Covenants on Human Rights
international documents approved Dec. 16, 1966, by the General Assembly of the UN, comprising the International Covenant on Economic, Social, and Cultural Rights, the International Covenant on Civil and Political Rights, and the Optional Protocol to the International Covenant on Civil and Political Rights.
The covenants on human rights are the most important international legal acts in the area of defense of human rights. In contrast to their predecessor, the Universal Declaration of Human Rights, they place the legal responsibility for observing the proclaimed rights on the ratifying governments.
The covenants contain provisions intended to secure peace, prohibit war propaganda, and abolish all forms of colonialism. They support the most important socioeconomic and political human rights. The first articles of each covenant proclaim the right of peoples to self-determination. They declare: “All peoples have the right of self-determination. By virtue of that right they freely determine their political status and freely pursue their economic, social and cultural development.” According to the covenant on civil and political rights, states are obligated to provide an effective legal remedy to any person whose rights or freedoms recognized by the pact have been violated.

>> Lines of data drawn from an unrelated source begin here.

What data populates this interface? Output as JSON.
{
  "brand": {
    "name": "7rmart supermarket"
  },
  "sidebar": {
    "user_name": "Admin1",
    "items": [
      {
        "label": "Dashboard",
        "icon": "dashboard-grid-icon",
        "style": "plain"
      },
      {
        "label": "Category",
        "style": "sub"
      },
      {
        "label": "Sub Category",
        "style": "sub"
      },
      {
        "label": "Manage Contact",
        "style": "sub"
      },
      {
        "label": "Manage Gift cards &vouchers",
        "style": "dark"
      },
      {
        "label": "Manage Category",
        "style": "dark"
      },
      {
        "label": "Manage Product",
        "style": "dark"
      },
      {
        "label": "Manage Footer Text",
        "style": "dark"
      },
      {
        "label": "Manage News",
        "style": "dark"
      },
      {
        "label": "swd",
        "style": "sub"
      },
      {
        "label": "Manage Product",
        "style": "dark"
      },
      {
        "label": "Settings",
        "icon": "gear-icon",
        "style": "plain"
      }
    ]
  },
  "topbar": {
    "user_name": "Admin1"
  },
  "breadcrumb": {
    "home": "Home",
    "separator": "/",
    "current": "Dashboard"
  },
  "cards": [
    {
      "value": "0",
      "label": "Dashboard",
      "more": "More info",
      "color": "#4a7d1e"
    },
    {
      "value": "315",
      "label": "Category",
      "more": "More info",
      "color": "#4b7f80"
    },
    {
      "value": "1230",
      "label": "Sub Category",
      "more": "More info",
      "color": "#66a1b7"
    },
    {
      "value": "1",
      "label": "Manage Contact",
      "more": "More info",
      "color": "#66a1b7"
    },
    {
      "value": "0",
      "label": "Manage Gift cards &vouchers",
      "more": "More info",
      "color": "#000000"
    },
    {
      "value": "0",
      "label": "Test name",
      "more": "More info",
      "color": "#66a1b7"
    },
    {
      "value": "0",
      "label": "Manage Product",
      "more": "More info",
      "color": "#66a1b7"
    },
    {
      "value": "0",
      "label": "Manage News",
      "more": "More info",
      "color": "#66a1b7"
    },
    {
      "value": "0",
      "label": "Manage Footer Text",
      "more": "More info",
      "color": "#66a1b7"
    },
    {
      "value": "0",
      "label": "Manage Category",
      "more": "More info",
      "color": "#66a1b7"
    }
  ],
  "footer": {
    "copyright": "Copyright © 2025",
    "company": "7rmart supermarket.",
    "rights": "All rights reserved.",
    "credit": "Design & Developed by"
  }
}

A significant portion of the covenants is devoted to the freedom of labor. Slavery and the slave trade are prohibited in all their forms. No one shall be held in servitude. No one shall be required to perform forced or compulsory labor. In accordance with the covenant on economic, social, and cultural rights, governments recognize the right to work, which includes the right of every person to the opportunity to earn his living by work which he freely chooses. Steps to be taken to achieve the full realization of this right include programs of vocational and technical training; ways and means of attaining continuous economic, social, and cultural development; and full productive employment under conditions safeguarding the individual’s fundamental political and economic freedoms. The covenants recognize the right of everyone to just and favorable working conditions, including fair wages and equal pay for equal work; a decent living for workers and their families; and safe and healthy working conditions. The governments recognize the right of everyone to social security. According to both covenants, everyone has the right to form and to join trade unions for the protection of his interests. The covenant on economic, social, and cultural rights stipulates that governments guarantee the right of trade unions to function unhindered. It prohibits discrimination in any form and emphasizes the equality of rights of men and women.
The USSR and other socialist countries played an extremely important role in formulating provisions intended to defend human democratic rights and freedoms. These provisions reflect the economic and social rights that are most essential for the broad masses of working people.
S. A. IVANOV